Disparate Treatment Overview

June 12, 2013

Penalties for charities suspected of violating U.S. counterterrorism policies can be severe: organizations can be raided and destroyed, and officers sentenced to life imprisonment. The penalties are, in fact, harsher for charities than for corporations caught supporting terrorism. The for-profit corporations Halliburton and Chiquita Brands International have only had to pay fines for similar alleged violations, and their operations have not been interrupted or shut down.

Selective Enforcement

CSN Responds

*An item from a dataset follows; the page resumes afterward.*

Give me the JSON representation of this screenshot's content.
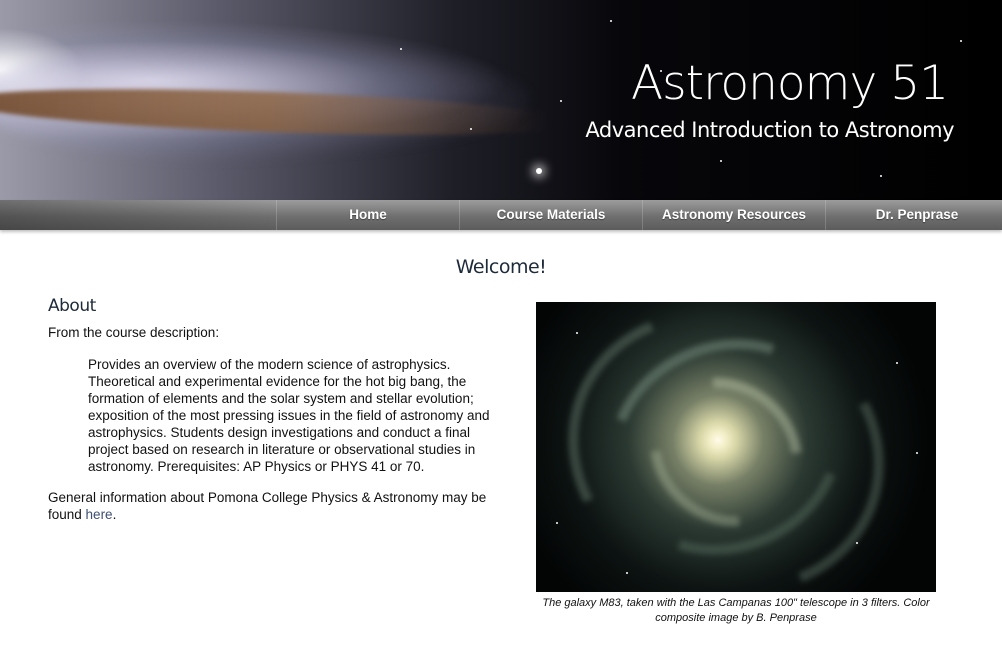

House Oversight Hearing Looks at Impact of Anti-terrorist Financing Laws on Lawful U.S. Charities

Date: 
June 1, 2010

On May 26, 2010 the first Congressional oversight hearing since 9/11 looked at the impact of anti-terrorist financing enforcement policies on the U.S. charitable sector. A Department of Treasury (Treasury) official acknowledged that the laws aimed at stopping terrorist financing have hurt charitable programs. Witnesses from the U.S. nonprofit sector explained the negative impacts on legitimate charities and the chilling effect of Treasury’s authority to shut down organizations without independent oversight or due process. The hearing, Anti-Money Laundering: Blocking Terrorist Financing and Its Impact on Lawful Charities, was held by the House Financial Services Subcommittee on Oversight and Investigations.  

Double Standard: Chiquita Banana Fined, Not Shut Down, for Transactions with Designated Terrorists

Date: 
April 3, 2007

In a plea agreement with the U.S. Department of Justice (DOJ), on Mar. 14, 2007 Chiquita Brands International agreed to pay a $25 million fine after admitting it paid terrorists for protection in a dangerous region of Colombia. The payments, made between 1997 and 2004, continued despite the company's knowledge that they were illegal. The company was allowed to continue profitable production during the investigation. The U.S.

Selective Enforcement: Charities Targeted for Harsher Sanctions

Date: 
June 29, 2009

The U.S. Department of the Treasury's Office of Foreign Assets Control (OFAC) has designated nine U.S. charities as supporters of terrorism, seizing all property, blocking all funds and effectively closing all programs. In contrast, the for-profit corporations Halliburton and Chiquita Brands International have only had to pay fines for very similar alleged violations, and their operations have not been interrupted or shut down. There has been no explanation from OFAC.